• **YOUR TASK**
Give all of the records again. Match them exactly.
====================
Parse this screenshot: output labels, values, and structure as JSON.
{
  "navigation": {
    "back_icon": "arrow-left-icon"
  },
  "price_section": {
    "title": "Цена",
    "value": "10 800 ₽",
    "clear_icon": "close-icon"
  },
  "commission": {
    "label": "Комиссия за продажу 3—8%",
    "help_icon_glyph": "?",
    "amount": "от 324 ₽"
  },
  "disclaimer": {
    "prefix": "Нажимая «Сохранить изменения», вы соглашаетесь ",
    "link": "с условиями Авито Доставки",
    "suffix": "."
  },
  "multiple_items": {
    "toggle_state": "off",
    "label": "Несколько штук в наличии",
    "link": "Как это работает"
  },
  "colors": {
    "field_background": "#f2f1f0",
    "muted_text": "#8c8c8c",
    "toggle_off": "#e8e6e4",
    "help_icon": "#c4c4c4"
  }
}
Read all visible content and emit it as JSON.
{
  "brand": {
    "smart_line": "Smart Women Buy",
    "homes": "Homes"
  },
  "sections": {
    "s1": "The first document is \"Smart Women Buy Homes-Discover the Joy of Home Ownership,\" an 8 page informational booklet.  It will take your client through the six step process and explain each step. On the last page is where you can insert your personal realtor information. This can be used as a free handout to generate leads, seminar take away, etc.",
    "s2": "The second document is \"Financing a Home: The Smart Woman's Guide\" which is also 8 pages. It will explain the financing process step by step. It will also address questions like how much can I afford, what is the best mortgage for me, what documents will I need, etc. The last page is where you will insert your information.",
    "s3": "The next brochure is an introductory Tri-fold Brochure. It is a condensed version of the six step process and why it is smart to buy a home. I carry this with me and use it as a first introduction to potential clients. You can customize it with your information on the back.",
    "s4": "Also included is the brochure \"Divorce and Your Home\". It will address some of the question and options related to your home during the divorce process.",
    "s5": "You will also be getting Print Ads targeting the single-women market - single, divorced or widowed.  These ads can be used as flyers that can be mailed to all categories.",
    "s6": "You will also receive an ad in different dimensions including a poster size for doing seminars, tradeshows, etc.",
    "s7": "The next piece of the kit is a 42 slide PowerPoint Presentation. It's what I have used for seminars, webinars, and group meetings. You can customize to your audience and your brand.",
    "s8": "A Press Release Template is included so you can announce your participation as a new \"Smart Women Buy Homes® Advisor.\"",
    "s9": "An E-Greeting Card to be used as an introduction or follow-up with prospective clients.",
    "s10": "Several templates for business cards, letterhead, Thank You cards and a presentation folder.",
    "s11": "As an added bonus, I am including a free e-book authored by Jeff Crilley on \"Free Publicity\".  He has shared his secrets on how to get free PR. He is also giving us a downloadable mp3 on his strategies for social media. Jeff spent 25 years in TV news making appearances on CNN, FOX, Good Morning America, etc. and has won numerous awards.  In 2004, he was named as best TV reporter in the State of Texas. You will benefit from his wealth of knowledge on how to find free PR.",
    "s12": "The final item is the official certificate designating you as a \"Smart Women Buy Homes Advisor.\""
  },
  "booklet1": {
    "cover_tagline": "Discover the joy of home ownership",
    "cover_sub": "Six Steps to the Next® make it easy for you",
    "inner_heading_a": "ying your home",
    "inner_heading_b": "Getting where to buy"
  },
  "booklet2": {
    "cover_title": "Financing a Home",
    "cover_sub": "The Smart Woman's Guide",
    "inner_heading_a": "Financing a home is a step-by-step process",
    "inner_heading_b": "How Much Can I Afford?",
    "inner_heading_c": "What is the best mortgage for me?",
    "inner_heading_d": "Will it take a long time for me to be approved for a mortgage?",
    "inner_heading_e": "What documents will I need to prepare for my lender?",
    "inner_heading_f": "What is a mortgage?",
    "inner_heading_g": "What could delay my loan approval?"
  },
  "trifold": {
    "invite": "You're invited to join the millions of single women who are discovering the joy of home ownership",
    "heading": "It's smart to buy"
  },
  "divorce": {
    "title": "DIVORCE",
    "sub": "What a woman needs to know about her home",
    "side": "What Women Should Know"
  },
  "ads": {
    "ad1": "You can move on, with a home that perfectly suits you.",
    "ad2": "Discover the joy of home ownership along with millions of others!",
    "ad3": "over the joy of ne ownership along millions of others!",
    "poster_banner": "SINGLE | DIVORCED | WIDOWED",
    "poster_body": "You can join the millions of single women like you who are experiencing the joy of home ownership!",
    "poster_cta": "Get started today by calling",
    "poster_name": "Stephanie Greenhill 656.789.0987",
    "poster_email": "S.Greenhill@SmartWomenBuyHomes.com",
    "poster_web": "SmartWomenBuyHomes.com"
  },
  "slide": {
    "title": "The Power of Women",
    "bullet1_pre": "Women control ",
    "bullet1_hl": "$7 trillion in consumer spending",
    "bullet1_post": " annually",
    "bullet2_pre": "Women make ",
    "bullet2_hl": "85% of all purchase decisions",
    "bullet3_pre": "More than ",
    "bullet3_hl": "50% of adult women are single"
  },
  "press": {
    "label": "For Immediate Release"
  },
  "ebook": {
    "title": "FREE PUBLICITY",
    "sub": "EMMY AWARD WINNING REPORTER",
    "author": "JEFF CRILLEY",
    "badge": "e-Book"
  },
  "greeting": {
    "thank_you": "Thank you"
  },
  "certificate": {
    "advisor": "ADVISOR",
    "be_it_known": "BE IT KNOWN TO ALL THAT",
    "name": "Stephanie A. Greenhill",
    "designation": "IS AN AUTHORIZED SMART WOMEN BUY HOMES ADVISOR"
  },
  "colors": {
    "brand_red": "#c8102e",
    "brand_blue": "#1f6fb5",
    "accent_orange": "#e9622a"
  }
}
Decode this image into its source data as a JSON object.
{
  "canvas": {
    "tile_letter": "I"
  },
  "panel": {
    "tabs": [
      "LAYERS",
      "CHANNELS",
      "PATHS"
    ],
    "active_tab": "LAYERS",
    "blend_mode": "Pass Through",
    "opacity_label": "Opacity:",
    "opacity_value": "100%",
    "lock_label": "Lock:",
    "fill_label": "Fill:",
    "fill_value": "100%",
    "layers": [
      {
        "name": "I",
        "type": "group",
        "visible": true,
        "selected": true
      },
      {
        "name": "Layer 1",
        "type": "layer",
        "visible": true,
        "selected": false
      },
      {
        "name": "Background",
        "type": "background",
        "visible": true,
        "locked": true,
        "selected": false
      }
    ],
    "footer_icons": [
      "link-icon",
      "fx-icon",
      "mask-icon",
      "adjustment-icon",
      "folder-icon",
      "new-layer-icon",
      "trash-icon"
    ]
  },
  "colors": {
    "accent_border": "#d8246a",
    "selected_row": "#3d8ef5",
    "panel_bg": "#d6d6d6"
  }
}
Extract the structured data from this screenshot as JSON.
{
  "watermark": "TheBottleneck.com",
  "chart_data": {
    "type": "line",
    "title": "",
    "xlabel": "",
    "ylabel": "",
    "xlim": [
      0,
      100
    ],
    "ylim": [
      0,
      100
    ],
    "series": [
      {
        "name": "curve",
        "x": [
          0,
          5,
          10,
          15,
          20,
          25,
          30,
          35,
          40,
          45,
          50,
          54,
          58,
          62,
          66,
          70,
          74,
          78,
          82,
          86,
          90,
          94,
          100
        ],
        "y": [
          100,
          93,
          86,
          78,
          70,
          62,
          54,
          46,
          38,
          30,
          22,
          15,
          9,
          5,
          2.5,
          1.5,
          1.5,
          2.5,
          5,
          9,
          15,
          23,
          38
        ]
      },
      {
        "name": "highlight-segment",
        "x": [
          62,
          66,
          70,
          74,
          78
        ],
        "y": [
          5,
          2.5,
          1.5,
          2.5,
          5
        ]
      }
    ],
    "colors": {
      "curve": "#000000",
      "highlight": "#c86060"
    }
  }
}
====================
• **ANSWER TO THIS TASK**
Parse this screenshot: output labels, values, and structure as JSON.
{
  "navigation": {
    "back_icon": "arrow-left-icon"
  },
  "price_section": {
    "title": "Цена",
    "value": "10 800 ₽",
    "clear_icon": "close-icon"
  },
  "commission": {
    "label": "Комиссия за продажу 3—8%",
    "help_icon_glyph": "?",
    "amount": "от 324 ₽"
  },
  "disclaimer": {
    "prefix": "Нажимая «Сохранить изменения», вы соглашаетесь ",
    "link": "с условиями Авито Доставки",
    "suffix": "."
  },
  "multiple_items": {
    "toggle_state": "off",
    "label": "Несколько штук в наличии",
    "link": "Как это работает"
  },
  "colors": {
    "field_background": "#f2f1f0",
    "muted_text": "#8c8c8c",
    "toggle_off": "#e8e6e4",
    "help_icon": "#c4c4c4"
  }
}
Read all visible content and emit it as JSON.
{
  "brand": {
    "smart_line": "Smart Women Buy",
    "homes": "Homes"
  },
  "sections": {
    "s1": "The first document is \"Smart Women Buy Homes-Discover the Joy of Home Ownership,\" an 8 page informational booklet.  It will take your client through the six step process and explain each step. On the last page is where you can insert your personal realtor information. This can be used as a free handout to generate leads, seminar take away, etc.",
    "s2": "The second document is \"Financing a Home: The Smart Woman's Guide\" which is also 8 pages. It will explain the financing process step by step. It will also address questions like how much can I afford, what is the best mortgage for me, what documents will I need, etc. The last page is where you will insert your information.",
    "s3": "The next brochure is an introductory Tri-fold Brochure. It is a condensed version of the six step process and why it is smart to buy a home. I carry this with me and use it as a first introduction to potential clients. You can customize it with your information on the back.",
    "s4": "Also included is the brochure \"Divorce and Your Home\". It will address some of the question and options related to your home during the divorce process.",
    "s5": "You will also be getting Print Ads targeting the single-women market - single, divorced or widowed.  These ads can be used as flyers that can be mailed to all categories.",
    "s6": "You will also receive an ad in different dimensions including a poster size for doing seminars, tradeshows, etc.",
    "s7": "The next piece of the kit is a 42 slide PowerPoint Presentation. It's what I have used for seminars, webinars, and group meetings. You can customize to your audience and your brand.",
    "s8": "A Press Release Template is included so you can announce your participation as a new \"Smart Women Buy Homes® Advisor.\"",
    "s9": "An E-Greeting Card to be used as an introduction or follow-up with prospective clients.",
    "s10": "Several templates for business cards, letterhead, Thank You cards and a presentation folder.",
    "s11": "As an added bonus, I am including a free e-book authored by Jeff Crilley on \"Free Publicity\".  He has shared his secrets on how to get free PR. He is also giving us a downloadable mp3 on his strategies for social media. Jeff spent 25 years in TV news making appearances on CNN, FOX, Good Morning America, etc. and has won numerous awards.  In 2004, he was named as best TV reporter in the State of Texas. You will benefit from his wealth of knowledge on how to find free PR.",
    "s12": "The final item is the official certificate designating you as a \"Smart Women Buy Homes Advisor.\""
  },
  "booklet1": {
    "cover_tagline": "Discover the joy of home ownership",
    "cover_sub": "Six Steps to the Next® make it easy for you",
    "inner_heading_a": "ying your home",
    "inner_heading_b": "Getting where to buy"
  },
  "booklet2": {
    "cover_title": "Financing a Home",
    "cover_sub": "The Smart Woman's Guide",
    "inner_heading_a": "Financing a home is a step-by-step process",
    "inner_heading_b": "How Much Can I Afford?",
    "inner_heading_c": "What is the best mortgage for me?",
    "inner_heading_d": "Will it take a long time for me to be approved for a mortgage?",
    "inner_heading_e": "What documents will I need to prepare for my lender?",
    "inner_heading_f": "What is a mortgage?",
    "inner_heading_g": "What could delay my loan approval?"
  },
  "trifold": {
    "invite": "You're invited to join the millions of single women who are discovering the joy of home ownership",
    "heading": "It's smart to buy"
  },
  "divorce": {
    "title": "DIVORCE",
    "sub": "What a woman needs to know about her home",
    "side": "What Women Should Know"
  },
  "ads": {
    "ad1": "You can move on, with a home that perfectly suits you.",
    "ad2": "Discover the joy of home ownership along with millions of others!",
    "ad3": "over the joy of ne ownership along millions of others!",
    "poster_banner": "SINGLE | DIVORCED | WIDOWED",
    "poster_body": "You can join the millions of single women like you who are experiencing the joy of home ownership!",
    "poster_cta": "Get started today by calling",
    "poster_name": "Stephanie Greenhill 656.789.0987",
    "poster_email": "S.Greenhill@SmartWomenBuyHomes.com",
    "poster_web": "SmartWomenBuyHomes.com"
  },
  "slide": {
    "title": "The Power of Women",
    "bullet1_pre": "Women control ",
    "bullet1_hl": "$7 trillion in consumer spending",
    "bullet1_post": " annually",
    "bullet2_pre": "Women make ",
    "bullet2_hl": "85% of all purchase decisions",
    "bullet3_pre": "More than ",
    "bullet3_hl": "50% of adult women are single"
  },
  "press": {
    "label": "For Immediate Release"
  },
  "ebook": {
    "title": "FREE PUBLICITY",
    "sub": "EMMY AWARD WINNING REPORTER",
    "author": "JEFF CRILLEY",
    "badge": "e-Book"
  },
  "greeting": {
    "thank_you": "Thank you"
  },
  "certificate": {
    "advisor": "ADVISOR",
    "be_it_known": "BE IT KNOWN TO ALL THAT",
    "name": "Stephanie A. Greenhill",
    "designation": "IS AN AUTHORIZED SMART WOMEN BUY HOMES ADVISOR"
  },
  "colors": {
    "brand_red": "#c8102e",
    "brand_blue": "#1f6fb5",
    "accent_orange": "#e9622a"
  }
}
Decode this image into its source data as a JSON object.
{
  "canvas": {
    "tile_letter": "I"
  },
  "panel": {
    "tabs": [
      "LAYERS",
      "CHANNELS",
      "PATHS"
    ],
    "active_tab": "LAYERS",
    "blend_mode": "Pass Through",
    "opacity_label": "Opacity:",
    "opacity_value": "100%",
    "lock_label": "Lock:",
    "fill_label": "Fill:",
    "fill_value": "100%",
    "layers": [
      {
        "name": "I",
        "type": "group",
        "visible": true,
        "selected": true
      },
      {
        "name": "Layer 1",
        "type": "layer",
        "visible": true,
        "selected": false
      },
      {
        "name": "Background",
        "type": "background",
        "visible": true,
        "locked": true,
        "selected": false
      }
    ],
    "footer_icons": [
      "link-icon",
      "fx-icon",
      "mask-icon",
      "adjustment-icon",
      "folder-icon",
      "new-layer-icon",
      "trash-icon"
    ]
  },
  "colors": {
    "accent_border": "#d8246a",
    "selected_row": "#3d8ef5",
    "panel_bg": "#d6d6d6"
  }
}
Extract the structured data from this screenshot as JSON.
{
  "watermark": "TheBottleneck.com",
  "chart_data": {
    "type": "line",
    "title": "",
    "xlabel": "",
    "ylabel": "",
    "xlim": [
      0,
      100
    ],
    "ylim": [
      0,
      100
    ],
    "series": [
      {
        "name": "curve",
        "x": [
          0,
          5,
          10,
          15,
          20,
          25,
          30,
          35,
          40,
          45,
          50,
          54,
          58,
          62,
          66,
          70,
          74,
          78,
          82,
          86,
          90,
          94,
          100
        ],
        "y": [
          100,
          93,
          86,
          78,
          70,
          62,
          54,
          46,
          38,
          30,
          22,
          15,
          9,
          5,
          2.5,
          1.5,
          1.5,
          2.5,
          5,
          9,
          15,
          23,
          38
        ]
      },
      {
        "name": "highlight-segment",
        "x": [
          62,
          66,
          70,
          74,
          78
        ],
        "y": [
          5,
          2.5,
          1.5,
          2.5,
          5
        ]
      }
    ],
    "colors": {
      "curve": "#000000",
      "highlight": "#c86060"
    }
  }
}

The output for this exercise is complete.